An earthquake is defined as being a sudden motion of the ground which may result in surface faulting (ground rupture), ground shaking and ground failure. This complex motion is caused by a sudden shifting or breaking of subsurface rock to relieve built up stress. The energy released at the center produces a variety of seismic waves that travel out in all directions through the surrounding rock. Some of these waves make their way to the surface to the surface and travel out.
The effects of an earthquake depend on its strength measured by the Richter scale and the concentration of population and extent of development in the impacted area. If an earthquake is strong enough, utility services could be interrupted, transportation routes cut off in places, the chance of fire increase if gas lines rupture live power lines could break and emergency responders could be unable to reach scene of incidents. Personal injury can also be caused by falling debris or infrastructures.

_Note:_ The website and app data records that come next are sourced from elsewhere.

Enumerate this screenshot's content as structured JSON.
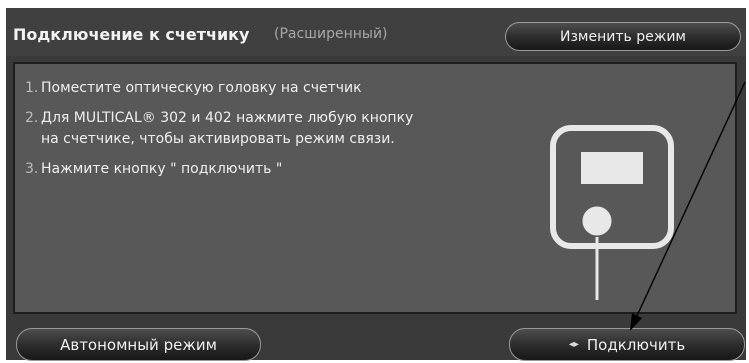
{
  "header": {
    "title": "Подключение к счетчику",
    "subtitle": "(Расширенный)",
    "change_mode_label": "Изменить режим"
  },
  "instructions": [
    {
      "num": "1.",
      "text": "Поместите оптическую головку на счетчик"
    },
    {
      "num": "2.",
      "text": "Для MULTICAL® 302 и 402 нажмите любую кнопку на счетчике, чтобы активировать режим связи."
    },
    {
      "num": "3.",
      "text": "Нажмите кнопку \" подключить \""
    }
  ],
  "footer": {
    "autonomous_mode_label": "Автономный режим",
    "connect_label": "Подключить",
    "connect_icon": "◂▸"
  },
  "colors": {
    "window_bg": "#3a3a3a",
    "panel_bg": "#585858",
    "text": "#efefef",
    "subtitle": "#a7a7a7",
    "annotation_arrow": "#000000"
  },
  "icons": {
    "meter": "meter-device-icon",
    "annotation": "annotation-arrow"
  }
}
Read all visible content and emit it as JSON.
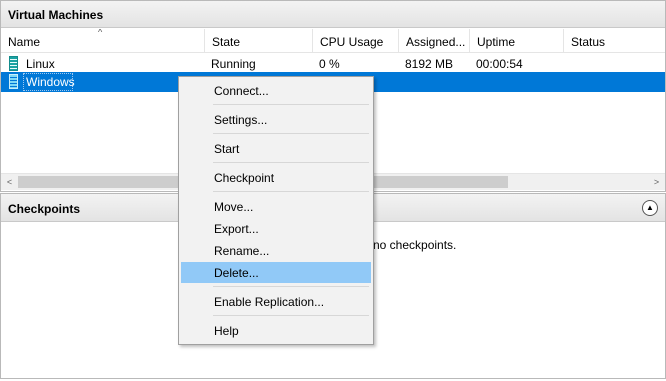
{
  "vm_panel": {
    "title": "Virtual Machines",
    "columns": [
      "Name",
      "State",
      "CPU Usage",
      "Assigned...",
      "Uptime",
      "Status"
    ],
    "sort_indicator": "^",
    "rows": [
      {
        "name": "Linux",
        "state": "Running",
        "cpu": "0 %",
        "assigned": "8192 MB",
        "uptime": "00:00:54",
        "status": ""
      },
      {
        "name": "Windows",
        "state": "",
        "cpu": "",
        "assigned": "",
        "uptime": "",
        "status": ""
      }
    ],
    "scroll_left": "<",
    "scroll_right": ">"
  },
  "checkpoints_panel": {
    "title": "Checkpoints",
    "empty_message": "no checkpoints.",
    "collapse_glyph": "▲"
  },
  "context_menu": {
    "items": [
      {
        "label": "Connect..."
      },
      {
        "label": "Settings..."
      },
      {
        "label": "Start"
      },
      {
        "label": "Checkpoint"
      },
      {
        "label": "Move..."
      },
      {
        "label": "Export..."
      },
      {
        "label": "Rename..."
      },
      {
        "label": "Delete...",
        "highlighted": true
      },
      {
        "label": "Enable Replication..."
      },
      {
        "label": "Help"
      }
    ]
  },
  "colors": {
    "selection": "#0078d7",
    "menu_highlight": "#91c9f7",
    "vm_icon": "#1aa3a3"
  }
}
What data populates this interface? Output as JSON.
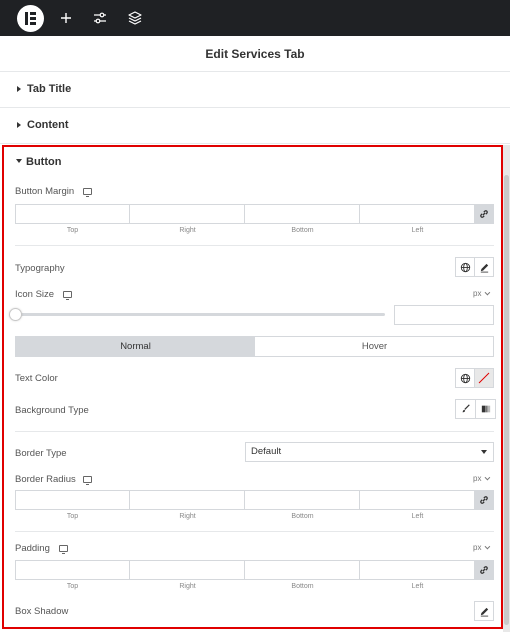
{
  "topbar": {
    "icons": [
      "elementor-logo-icon",
      "plus-icon",
      "sliders-icon",
      "layers-icon"
    ]
  },
  "panel": {
    "title": "Edit Services Tab"
  },
  "sections": {
    "tab_title": "Tab Title",
    "content": "Content",
    "button": "Button"
  },
  "controls": {
    "button_margin": {
      "label": "Button Margin",
      "sides": [
        "Top",
        "Right",
        "Bottom",
        "Left"
      ]
    },
    "typography": {
      "label": "Typography"
    },
    "icon_size": {
      "label": "Icon Size",
      "unit": "px",
      "value": 0
    },
    "state_tabs": [
      "Normal",
      "Hover"
    ],
    "text_color": {
      "label": "Text Color"
    },
    "background_type": {
      "label": "Background Type"
    },
    "border_type": {
      "label": "Border Type",
      "value": "Default"
    },
    "border_radius": {
      "label": "Border Radius",
      "unit": "px",
      "sides": [
        "Top",
        "Right",
        "Bottom",
        "Left"
      ]
    },
    "padding": {
      "label": "Padding",
      "unit": "px",
      "sides": [
        "Top",
        "Right",
        "Bottom",
        "Left"
      ]
    },
    "box_shadow": {
      "label": "Box Shadow"
    }
  },
  "colors": {
    "topbar_bg": "#1f2124",
    "highlight": "#e00000",
    "active_tab": "#d5d8dc"
  }
}
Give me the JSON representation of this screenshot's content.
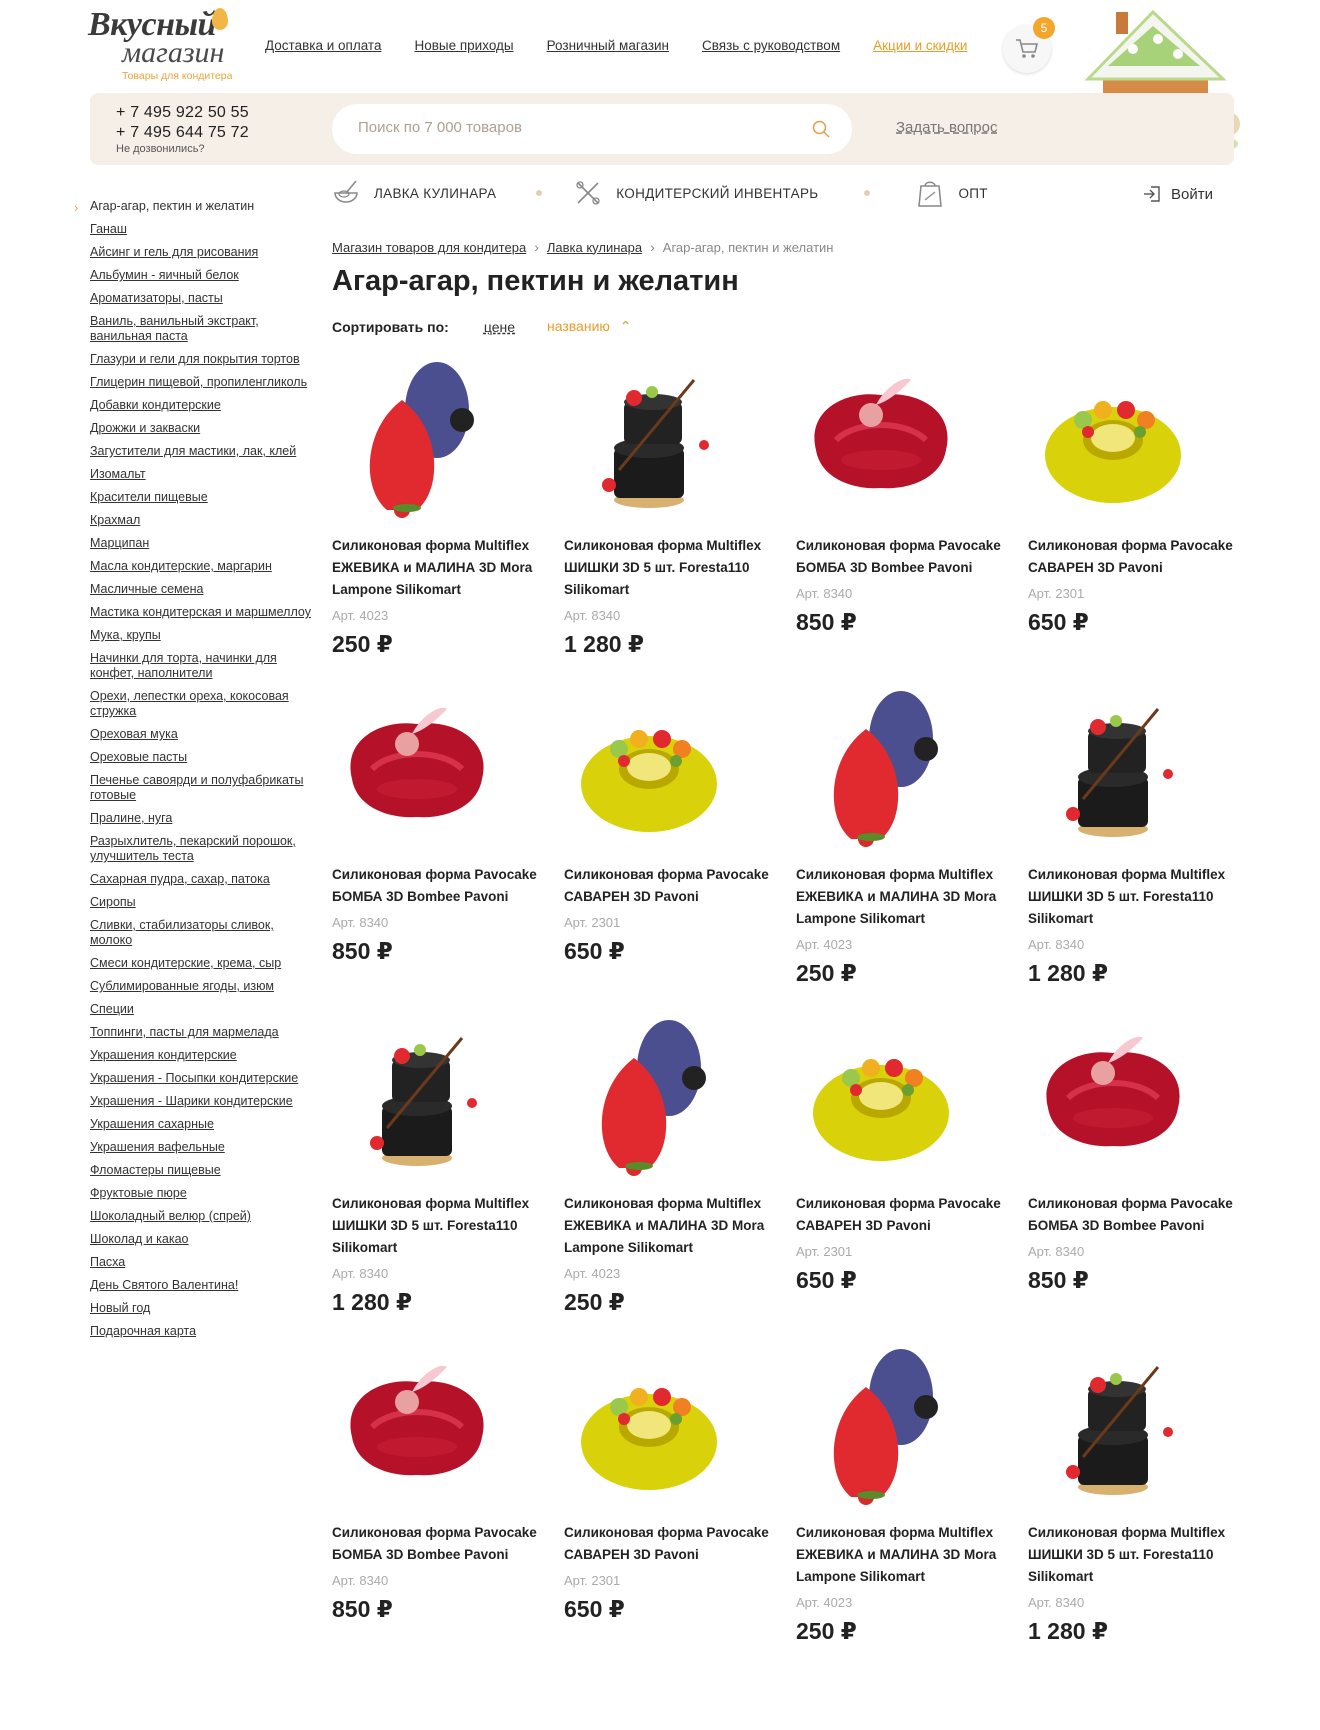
{
  "header": {
    "logo": {
      "main": "Вкусный",
      "sub": "магазин",
      "tagline": "Товары для кондитера"
    },
    "nav": [
      "Доставка и оплата",
      "Новые приходы",
      "Розничный магазин",
      "Связь с руководством",
      "Акции и скидки"
    ],
    "cart_count": "5",
    "phones": [
      "+ 7 495 922 50 55",
      "+ 7 495 644 75 72"
    ],
    "phone_note": "Не дозвонились?",
    "search_placeholder": "Поиск по 7 000 товаров",
    "ask_label": "Задать вопрос"
  },
  "categories": [
    "ЛАВКА КУЛИНАРА",
    "КОНДИТЕРСКИЙ ИНВЕНТАРЬ",
    "ОПТ"
  ],
  "login_label": "Войти",
  "sidebar": [
    "Агар-агар, пектин и желатин",
    "Ганаш",
    "Айсинг и гель для рисования",
    "Альбумин - яичный белок",
    "Ароматизаторы, пасты",
    "Ваниль, ванильный экстракт, ванильная паста",
    "Глазури и гели для покрытия тортов",
    "Глицерин пищевой, пропиленгликоль",
    "Добавки кондитерские",
    "Дрожжи и закваски",
    "Загустители для мастики, лак, клей",
    "Изомальт",
    "Красители пищевые",
    "Крахмал",
    "Марципан",
    "Масла кондитерские, маргарин",
    "Масличные семена",
    "Мастика кондитерская и маршмеллоу",
    "Мука, крупы",
    "Начинки для торта, начинки для конфет, наполнители",
    "Орехи, лепестки ореха, кокосовая стружка",
    "Ореховая мука",
    "Ореховые пасты",
    "Печенье савоярди и полуфабрикаты готовые",
    "Пралине, нуга",
    "Разрыхлитель, пекарский порошок, улучшитель теста",
    "Сахарная пудра, сахар, патока",
    "Сиропы",
    "Сливки, стабилизаторы сливок, молоко",
    "Смеси кондитерские, крема, сыр",
    "Сублимированные ягоды, изюм",
    "Специи",
    "Топпинги, пасты для мармелада",
    "Украшения кондитерские",
    "Украшения - Посыпки кондитерские",
    "Украшения - Шарики кондитерские",
    "Украшения сахарные",
    "Украшения вафельные",
    "Фломастеры пищевые",
    "Фруктовые пюре",
    "Шоколадный велюр (спрей)",
    "Шоколад и какао",
    "Пасха",
    "День Святого Валентина!",
    "Новый год",
    "Подарочная карта"
  ],
  "breadcrumb": [
    "Магазин товаров для кондитера",
    "Лавка кулинара",
    "Агар-агар, пектин и желатин"
  ],
  "page_title": "Агар-агар, пектин и желатин",
  "sort": {
    "label": "Сортировать по:",
    "options": [
      "цене",
      "названию"
    ]
  },
  "products": [
    {
      "name": "Силиконовая форма Multiflex ЕЖЕВИКА и МАЛИНА 3D Mora Lampone Silikomart",
      "art": "Арт. 4023",
      "price": "250 ₽",
      "img": "raspberry-icon"
    },
    {
      "name": "Силиконовая форма Multiflex ШИШКИ 3D 5 шт. Foresta110 Silikomart",
      "art": "Арт. 8340",
      "price": "1 280 ₽",
      "img": "chocolate-cake-icon"
    },
    {
      "name": "Силиконовая форма Pavocake БОМБА 3D Bombee Pavoni",
      "art": "Арт. 8340",
      "price": "850 ₽",
      "img": "red-cake-icon"
    },
    {
      "name": "Силиконовая форма Pavocake САВАРЕН 3D Pavoni",
      "art": "Арт. 2301",
      "price": "650 ₽",
      "img": "yellow-ring-icon"
    },
    {
      "name": "Силиконовая форма Pavocake БОМБА 3D Bombee Pavoni",
      "art": "Арт. 8340",
      "price": "850 ₽",
      "img": "red-cake-icon"
    },
    {
      "name": "Силиконовая форма Pavocake САВАРЕН 3D Pavoni",
      "art": "Арт. 2301",
      "price": "650 ₽",
      "img": "yellow-ring-icon"
    },
    {
      "name": "Силиконовая форма Multiflex ЕЖЕВИКА и МАЛИНА 3D Mora Lampone Silikomart",
      "art": "Арт. 4023",
      "price": "250 ₽",
      "img": "raspberry-icon"
    },
    {
      "name": "Силиконовая форма Multiflex ШИШКИ 3D 5 шт. Foresta110 Silikomart",
      "art": "Арт. 8340",
      "price": "1 280 ₽",
      "img": "chocolate-cake-icon"
    },
    {
      "name": "Силиконовая форма Multiflex ШИШКИ 3D 5 шт. Foresta110 Silikomart",
      "art": "Арт. 8340",
      "price": "1 280 ₽",
      "img": "chocolate-cake-icon"
    },
    {
      "name": "Силиконовая форма Multiflex ЕЖЕВИКА и МАЛИНА 3D Mora Lampone Silikomart",
      "art": "Арт. 4023",
      "price": "250 ₽",
      "img": "raspberry-icon"
    },
    {
      "name": "Силиконовая форма Pavocake САВАРЕН 3D Pavoni",
      "art": "Арт. 2301",
      "price": "650 ₽",
      "img": "yellow-ring-icon"
    },
    {
      "name": "Силиконовая форма Pavocake БОМБА 3D Bombee Pavoni",
      "art": "Арт. 8340",
      "price": "850 ₽",
      "img": "red-cake-icon"
    },
    {
      "name": "Силиконовая форма Pavocake БОМБА 3D Bombee Pavoni",
      "art": "Арт. 8340",
      "price": "850 ₽",
      "img": "red-cake-icon"
    },
    {
      "name": "Силиконовая форма Pavocake САВАРЕН 3D Pavoni",
      "art": "Арт. 2301",
      "price": "650 ₽",
      "img": "yellow-ring-icon"
    },
    {
      "name": "Силиконовая форма Multiflex ЕЖЕВИКА и МАЛИНА 3D Mora Lampone Silikomart",
      "art": "Арт. 4023",
      "price": "250 ₽",
      "img": "raspberry-icon"
    },
    {
      "name": "Силиконовая форма Multiflex ШИШКИ 3D 5 шт. Foresta110 Silikomart",
      "art": "Арт. 8340",
      "price": "1 280 ₽",
      "img": "chocolate-cake-icon"
    }
  ],
  "colors": {
    "accent": "#e89d2a",
    "infobar": "#f6efe7"
  }
}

Maine has not experience any substantial structural damage from earthquakes, but there have been numerous measurable earthquakes recorded around the state. All of the earthquakes in Maine and New England are intra plate earthquakes. Between 1747 and 1992 there were 507 earthquakes, the largest being a 5.9 magnitude near Eastport in 1904 (PDF).
The most seismically active regions of Maine are the areas along the eastern side of Passamaquoddy Bay, the Dover-Foxcroft/Milo area, and southwester Maine, specifically the Portland/Lewiston region. However, the Maine Geological Survey says all of Maine has a moderate risk for earthquake.
Mitigation: Buildings in high risk areas should adhere to standards of safety for earthquakes. The Maine Geological Survey maps, interprets, and publishes geologic information, and provides advisory and interpretive information for planning and regulatory agencies.
Emergency planning for earthquakes should include search and rescue, medical assistance, crisis counseling, evacuation, sheltering and mass care, and reduction of the potential problems caused by falling debris, fire, utilities, and hazardous materials.